▶ **Data records for software interfaces**:
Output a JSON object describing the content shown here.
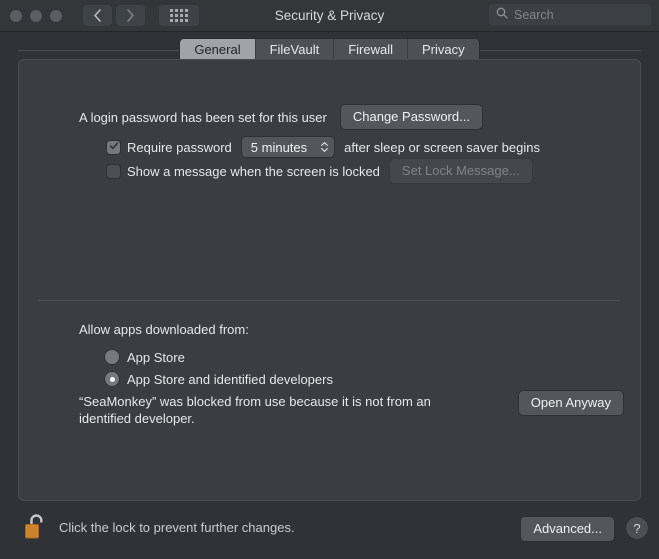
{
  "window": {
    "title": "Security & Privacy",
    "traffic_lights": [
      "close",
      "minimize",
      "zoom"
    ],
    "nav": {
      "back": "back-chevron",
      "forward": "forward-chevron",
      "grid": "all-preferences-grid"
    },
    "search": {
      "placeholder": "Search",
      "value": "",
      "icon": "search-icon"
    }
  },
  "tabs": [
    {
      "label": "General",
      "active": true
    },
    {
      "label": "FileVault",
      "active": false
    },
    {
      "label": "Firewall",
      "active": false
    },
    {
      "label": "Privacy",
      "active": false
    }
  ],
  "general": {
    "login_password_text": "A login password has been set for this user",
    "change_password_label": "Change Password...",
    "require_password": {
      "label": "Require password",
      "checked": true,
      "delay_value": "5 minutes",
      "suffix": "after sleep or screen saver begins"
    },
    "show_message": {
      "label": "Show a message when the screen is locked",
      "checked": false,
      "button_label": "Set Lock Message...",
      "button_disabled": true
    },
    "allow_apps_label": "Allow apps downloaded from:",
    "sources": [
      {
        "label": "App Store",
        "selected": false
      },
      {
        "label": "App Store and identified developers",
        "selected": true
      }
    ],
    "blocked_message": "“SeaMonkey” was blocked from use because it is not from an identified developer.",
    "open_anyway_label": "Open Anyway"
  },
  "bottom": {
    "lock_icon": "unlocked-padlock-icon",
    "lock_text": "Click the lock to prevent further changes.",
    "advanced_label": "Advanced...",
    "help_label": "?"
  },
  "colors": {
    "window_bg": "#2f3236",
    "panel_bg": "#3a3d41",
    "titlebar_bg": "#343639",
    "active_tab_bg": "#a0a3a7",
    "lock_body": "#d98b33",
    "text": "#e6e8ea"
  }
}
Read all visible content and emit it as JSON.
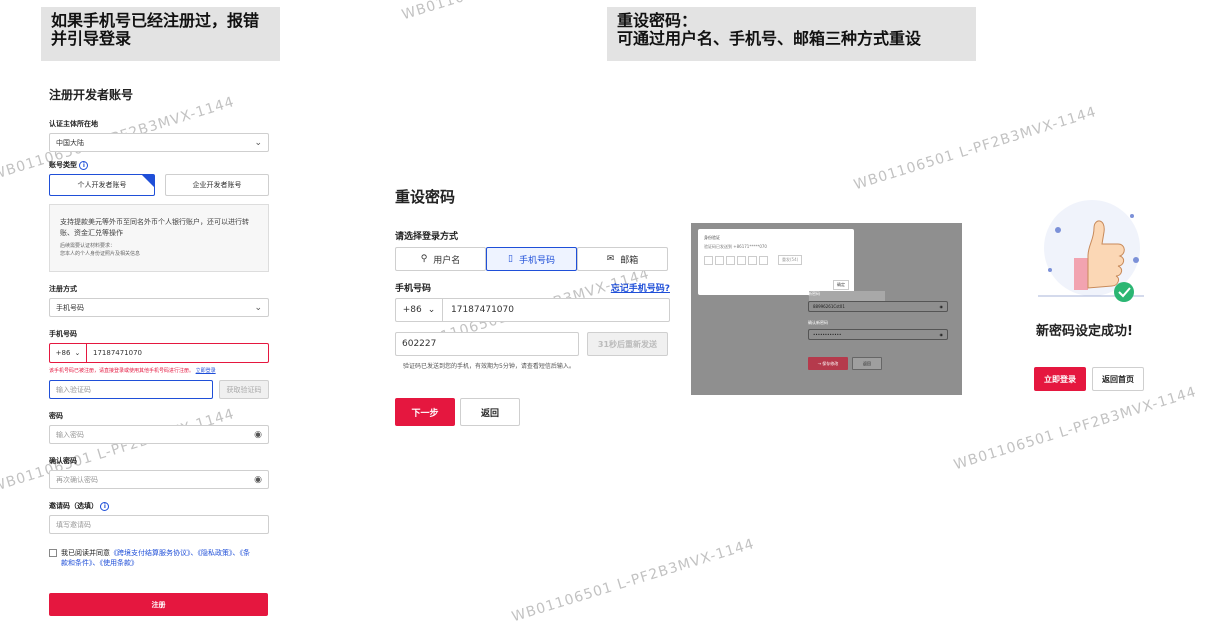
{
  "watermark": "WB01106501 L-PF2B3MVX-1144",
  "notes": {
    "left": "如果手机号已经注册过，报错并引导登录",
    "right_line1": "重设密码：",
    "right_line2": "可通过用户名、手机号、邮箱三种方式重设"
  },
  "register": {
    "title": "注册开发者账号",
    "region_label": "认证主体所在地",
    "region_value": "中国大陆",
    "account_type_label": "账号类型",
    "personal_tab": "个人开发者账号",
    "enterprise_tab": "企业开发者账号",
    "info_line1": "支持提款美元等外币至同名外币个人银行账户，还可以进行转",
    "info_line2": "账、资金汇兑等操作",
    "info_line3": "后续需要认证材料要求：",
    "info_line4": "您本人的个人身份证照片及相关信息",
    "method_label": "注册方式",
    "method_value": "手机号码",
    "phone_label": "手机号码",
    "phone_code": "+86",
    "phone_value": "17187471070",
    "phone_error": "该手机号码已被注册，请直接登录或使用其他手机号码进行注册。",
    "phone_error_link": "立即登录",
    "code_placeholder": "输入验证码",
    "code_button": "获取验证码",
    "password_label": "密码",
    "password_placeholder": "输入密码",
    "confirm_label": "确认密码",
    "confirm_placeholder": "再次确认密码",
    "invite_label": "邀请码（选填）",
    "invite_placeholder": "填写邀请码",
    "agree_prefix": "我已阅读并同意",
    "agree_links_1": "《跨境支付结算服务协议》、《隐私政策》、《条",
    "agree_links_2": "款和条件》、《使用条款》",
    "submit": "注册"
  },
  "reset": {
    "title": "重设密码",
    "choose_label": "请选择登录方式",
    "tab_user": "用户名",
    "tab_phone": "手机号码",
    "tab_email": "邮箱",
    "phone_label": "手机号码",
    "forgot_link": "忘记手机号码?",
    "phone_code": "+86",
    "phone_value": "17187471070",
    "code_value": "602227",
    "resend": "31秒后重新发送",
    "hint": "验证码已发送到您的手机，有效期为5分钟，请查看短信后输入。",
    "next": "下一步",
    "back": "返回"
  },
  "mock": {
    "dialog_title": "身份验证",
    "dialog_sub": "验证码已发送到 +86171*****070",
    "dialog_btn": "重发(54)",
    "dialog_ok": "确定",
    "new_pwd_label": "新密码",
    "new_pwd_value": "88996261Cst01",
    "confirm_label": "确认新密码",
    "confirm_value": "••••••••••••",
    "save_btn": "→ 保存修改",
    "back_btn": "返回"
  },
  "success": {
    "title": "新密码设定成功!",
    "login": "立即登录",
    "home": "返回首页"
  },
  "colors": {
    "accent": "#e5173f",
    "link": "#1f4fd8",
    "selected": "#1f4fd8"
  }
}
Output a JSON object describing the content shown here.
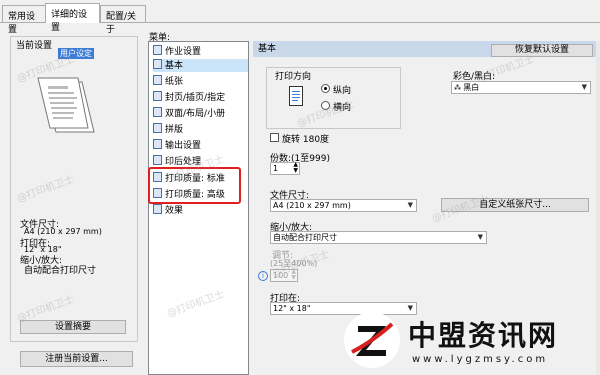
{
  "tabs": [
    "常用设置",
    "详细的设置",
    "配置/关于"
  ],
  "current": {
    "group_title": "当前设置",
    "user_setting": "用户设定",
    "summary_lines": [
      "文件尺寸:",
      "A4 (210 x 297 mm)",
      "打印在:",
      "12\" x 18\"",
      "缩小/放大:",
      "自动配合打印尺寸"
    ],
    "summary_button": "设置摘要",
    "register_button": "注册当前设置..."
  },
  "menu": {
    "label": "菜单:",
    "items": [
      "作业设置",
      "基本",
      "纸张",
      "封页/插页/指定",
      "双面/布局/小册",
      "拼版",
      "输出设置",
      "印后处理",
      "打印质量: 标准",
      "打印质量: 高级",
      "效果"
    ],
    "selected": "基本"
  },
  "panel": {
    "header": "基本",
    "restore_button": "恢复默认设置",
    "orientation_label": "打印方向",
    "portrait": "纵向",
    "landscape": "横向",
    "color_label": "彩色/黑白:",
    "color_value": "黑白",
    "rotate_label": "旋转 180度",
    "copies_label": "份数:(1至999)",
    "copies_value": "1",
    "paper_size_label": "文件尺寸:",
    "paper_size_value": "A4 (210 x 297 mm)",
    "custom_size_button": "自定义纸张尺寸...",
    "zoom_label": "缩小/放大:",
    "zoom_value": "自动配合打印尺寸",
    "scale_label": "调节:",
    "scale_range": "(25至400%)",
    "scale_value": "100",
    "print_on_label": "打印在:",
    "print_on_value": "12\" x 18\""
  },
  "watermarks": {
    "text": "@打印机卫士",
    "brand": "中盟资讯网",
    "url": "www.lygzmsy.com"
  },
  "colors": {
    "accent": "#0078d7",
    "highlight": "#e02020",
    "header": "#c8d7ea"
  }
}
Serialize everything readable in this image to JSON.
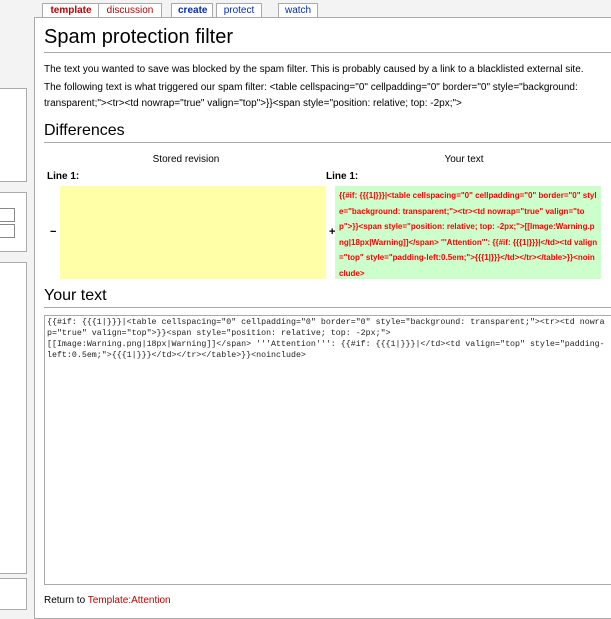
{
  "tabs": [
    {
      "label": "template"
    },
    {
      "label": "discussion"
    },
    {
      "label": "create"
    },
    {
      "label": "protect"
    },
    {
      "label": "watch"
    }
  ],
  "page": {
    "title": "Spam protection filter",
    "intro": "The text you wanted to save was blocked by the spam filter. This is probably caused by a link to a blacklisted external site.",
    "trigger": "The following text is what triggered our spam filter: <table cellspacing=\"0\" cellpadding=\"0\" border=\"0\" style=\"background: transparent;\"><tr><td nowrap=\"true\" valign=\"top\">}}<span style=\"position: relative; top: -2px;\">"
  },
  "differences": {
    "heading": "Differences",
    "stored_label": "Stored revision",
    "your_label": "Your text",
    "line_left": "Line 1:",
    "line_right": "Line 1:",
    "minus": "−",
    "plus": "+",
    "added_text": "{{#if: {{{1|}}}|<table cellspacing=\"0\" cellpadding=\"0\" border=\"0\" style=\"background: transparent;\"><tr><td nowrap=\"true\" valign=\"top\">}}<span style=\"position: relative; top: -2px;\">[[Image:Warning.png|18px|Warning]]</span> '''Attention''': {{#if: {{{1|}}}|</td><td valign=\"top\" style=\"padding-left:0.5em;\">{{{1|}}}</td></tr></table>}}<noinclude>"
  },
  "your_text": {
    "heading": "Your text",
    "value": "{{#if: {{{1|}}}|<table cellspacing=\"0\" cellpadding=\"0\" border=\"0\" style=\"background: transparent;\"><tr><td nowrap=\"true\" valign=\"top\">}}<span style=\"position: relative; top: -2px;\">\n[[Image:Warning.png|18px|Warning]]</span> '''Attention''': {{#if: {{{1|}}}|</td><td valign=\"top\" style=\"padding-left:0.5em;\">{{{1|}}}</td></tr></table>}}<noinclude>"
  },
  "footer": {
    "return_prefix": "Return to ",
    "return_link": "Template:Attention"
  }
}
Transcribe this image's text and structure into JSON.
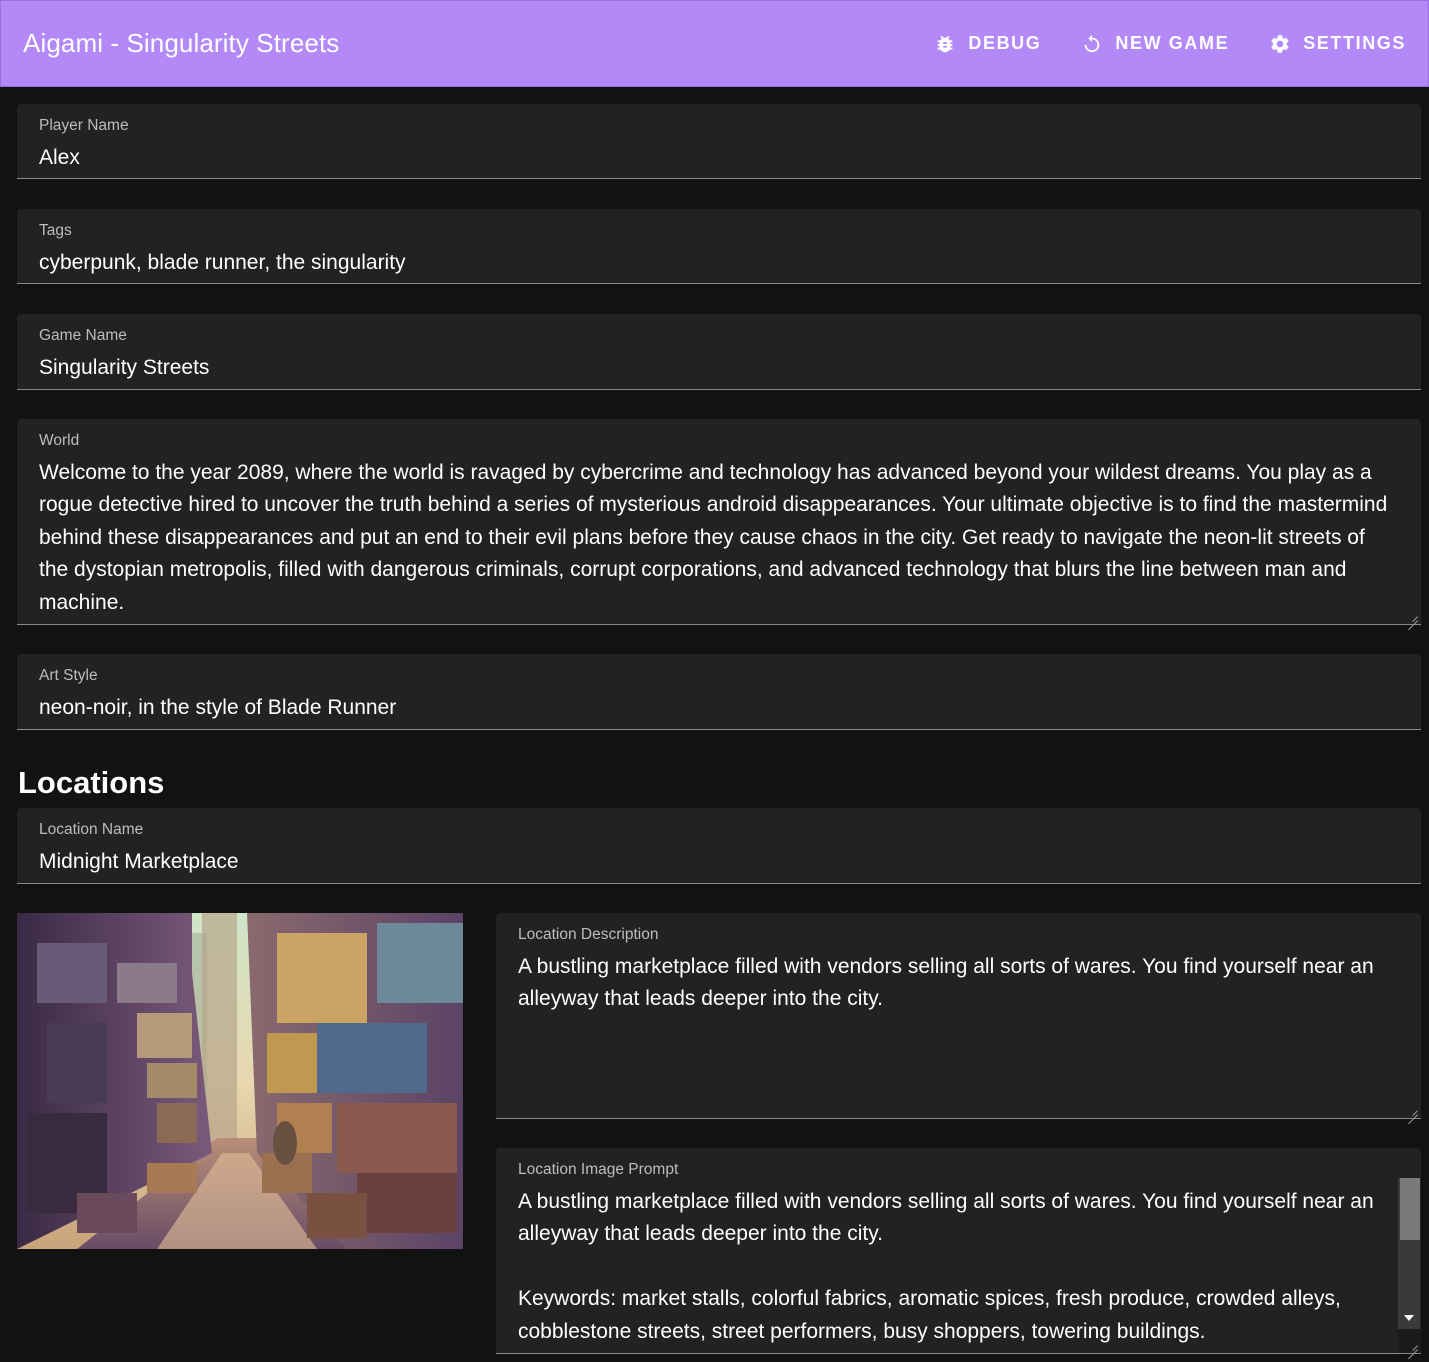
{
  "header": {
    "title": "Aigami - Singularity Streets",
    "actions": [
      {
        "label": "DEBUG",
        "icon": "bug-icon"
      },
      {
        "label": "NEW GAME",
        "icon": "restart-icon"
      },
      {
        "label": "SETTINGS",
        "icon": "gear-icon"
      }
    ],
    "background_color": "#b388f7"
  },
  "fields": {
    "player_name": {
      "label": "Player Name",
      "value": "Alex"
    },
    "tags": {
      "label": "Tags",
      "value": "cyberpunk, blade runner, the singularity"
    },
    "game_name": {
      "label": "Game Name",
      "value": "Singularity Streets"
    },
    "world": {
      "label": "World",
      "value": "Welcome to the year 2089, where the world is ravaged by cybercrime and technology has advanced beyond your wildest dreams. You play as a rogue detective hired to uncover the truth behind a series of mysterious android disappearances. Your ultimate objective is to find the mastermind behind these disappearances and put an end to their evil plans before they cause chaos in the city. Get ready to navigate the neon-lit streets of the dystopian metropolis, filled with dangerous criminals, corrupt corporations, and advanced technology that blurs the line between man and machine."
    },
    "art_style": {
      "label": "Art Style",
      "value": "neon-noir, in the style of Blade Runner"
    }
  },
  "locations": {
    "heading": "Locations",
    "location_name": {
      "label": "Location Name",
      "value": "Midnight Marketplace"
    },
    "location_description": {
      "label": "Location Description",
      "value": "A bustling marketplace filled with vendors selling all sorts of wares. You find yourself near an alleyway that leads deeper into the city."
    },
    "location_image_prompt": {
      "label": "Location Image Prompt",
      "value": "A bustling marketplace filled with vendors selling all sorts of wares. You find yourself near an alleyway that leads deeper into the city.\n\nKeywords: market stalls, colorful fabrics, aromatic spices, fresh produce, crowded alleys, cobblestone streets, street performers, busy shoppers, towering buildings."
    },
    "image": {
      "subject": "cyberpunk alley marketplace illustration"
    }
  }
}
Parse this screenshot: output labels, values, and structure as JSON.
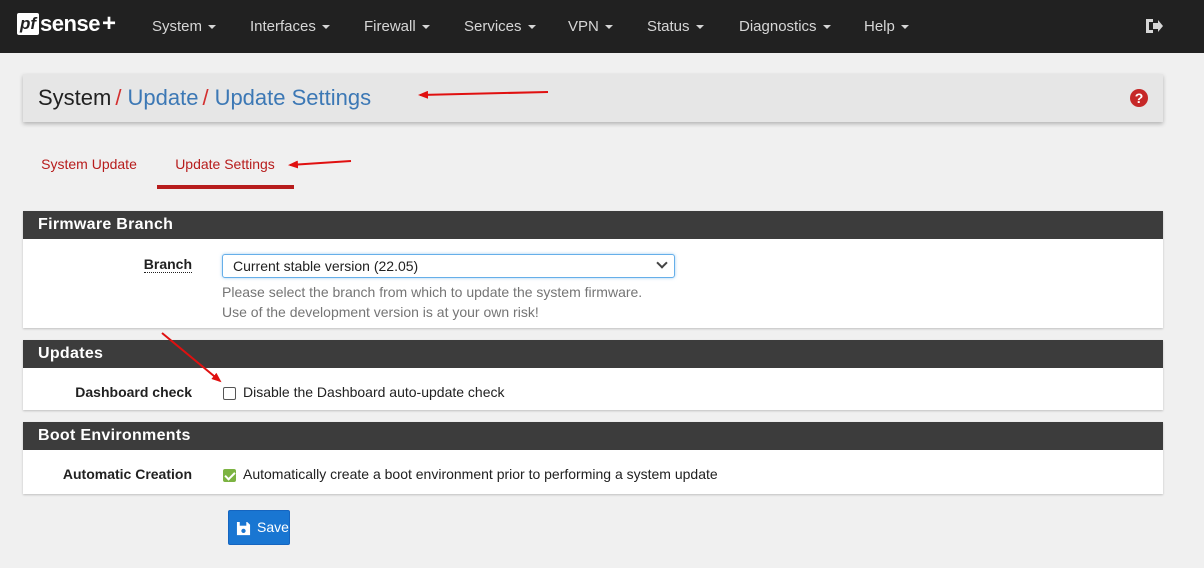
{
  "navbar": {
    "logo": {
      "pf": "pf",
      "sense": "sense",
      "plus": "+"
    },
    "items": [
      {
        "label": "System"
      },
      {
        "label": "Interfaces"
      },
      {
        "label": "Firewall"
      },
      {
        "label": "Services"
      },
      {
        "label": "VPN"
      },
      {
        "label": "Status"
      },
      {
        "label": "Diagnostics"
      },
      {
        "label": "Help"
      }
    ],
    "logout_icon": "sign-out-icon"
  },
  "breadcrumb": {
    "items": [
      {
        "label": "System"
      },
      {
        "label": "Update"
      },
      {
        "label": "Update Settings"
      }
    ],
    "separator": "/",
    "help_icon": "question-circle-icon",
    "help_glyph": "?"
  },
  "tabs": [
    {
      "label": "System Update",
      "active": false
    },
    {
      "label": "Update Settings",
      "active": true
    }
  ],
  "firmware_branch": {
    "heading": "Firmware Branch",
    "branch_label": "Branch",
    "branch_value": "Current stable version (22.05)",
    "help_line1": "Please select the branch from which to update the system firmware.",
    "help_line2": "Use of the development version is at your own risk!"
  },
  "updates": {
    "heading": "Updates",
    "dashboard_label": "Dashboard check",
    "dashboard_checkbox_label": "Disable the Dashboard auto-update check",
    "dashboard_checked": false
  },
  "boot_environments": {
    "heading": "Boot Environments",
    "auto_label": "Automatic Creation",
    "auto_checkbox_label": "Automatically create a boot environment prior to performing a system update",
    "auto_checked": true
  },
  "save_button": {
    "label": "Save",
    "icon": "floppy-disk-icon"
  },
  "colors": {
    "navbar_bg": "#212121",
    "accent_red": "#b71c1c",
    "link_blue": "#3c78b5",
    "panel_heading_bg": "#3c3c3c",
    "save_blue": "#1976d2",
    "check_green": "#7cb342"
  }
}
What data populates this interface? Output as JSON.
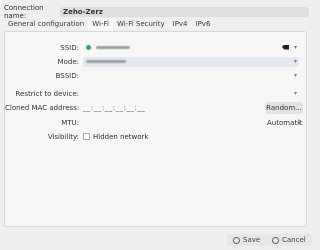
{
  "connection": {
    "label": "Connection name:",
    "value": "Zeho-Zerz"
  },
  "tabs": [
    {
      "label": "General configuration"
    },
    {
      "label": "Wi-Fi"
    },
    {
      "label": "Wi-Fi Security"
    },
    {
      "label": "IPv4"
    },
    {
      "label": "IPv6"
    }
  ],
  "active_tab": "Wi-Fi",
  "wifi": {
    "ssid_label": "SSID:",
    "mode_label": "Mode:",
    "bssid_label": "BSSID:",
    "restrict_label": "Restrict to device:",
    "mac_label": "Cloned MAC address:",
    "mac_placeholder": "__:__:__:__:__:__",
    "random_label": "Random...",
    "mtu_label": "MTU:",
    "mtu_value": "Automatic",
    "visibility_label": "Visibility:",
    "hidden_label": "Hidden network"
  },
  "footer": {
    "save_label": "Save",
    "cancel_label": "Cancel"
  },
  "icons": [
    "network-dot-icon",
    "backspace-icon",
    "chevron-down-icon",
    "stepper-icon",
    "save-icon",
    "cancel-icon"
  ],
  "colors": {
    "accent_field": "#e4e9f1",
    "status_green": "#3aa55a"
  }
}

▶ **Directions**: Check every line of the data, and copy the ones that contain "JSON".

▶ **Exercise output**:
Output a JSON object describing the content shown here.
Read all visible content and emit it as JSON.
Output a JSON object describing the content shown here.
Serialize everything readable in this image to JSON.
Transcribe this image's text and structure into JSON.
Parse this screenshot: output labels, values, and structure as JSON.
What data populates this interface? Output as JSON.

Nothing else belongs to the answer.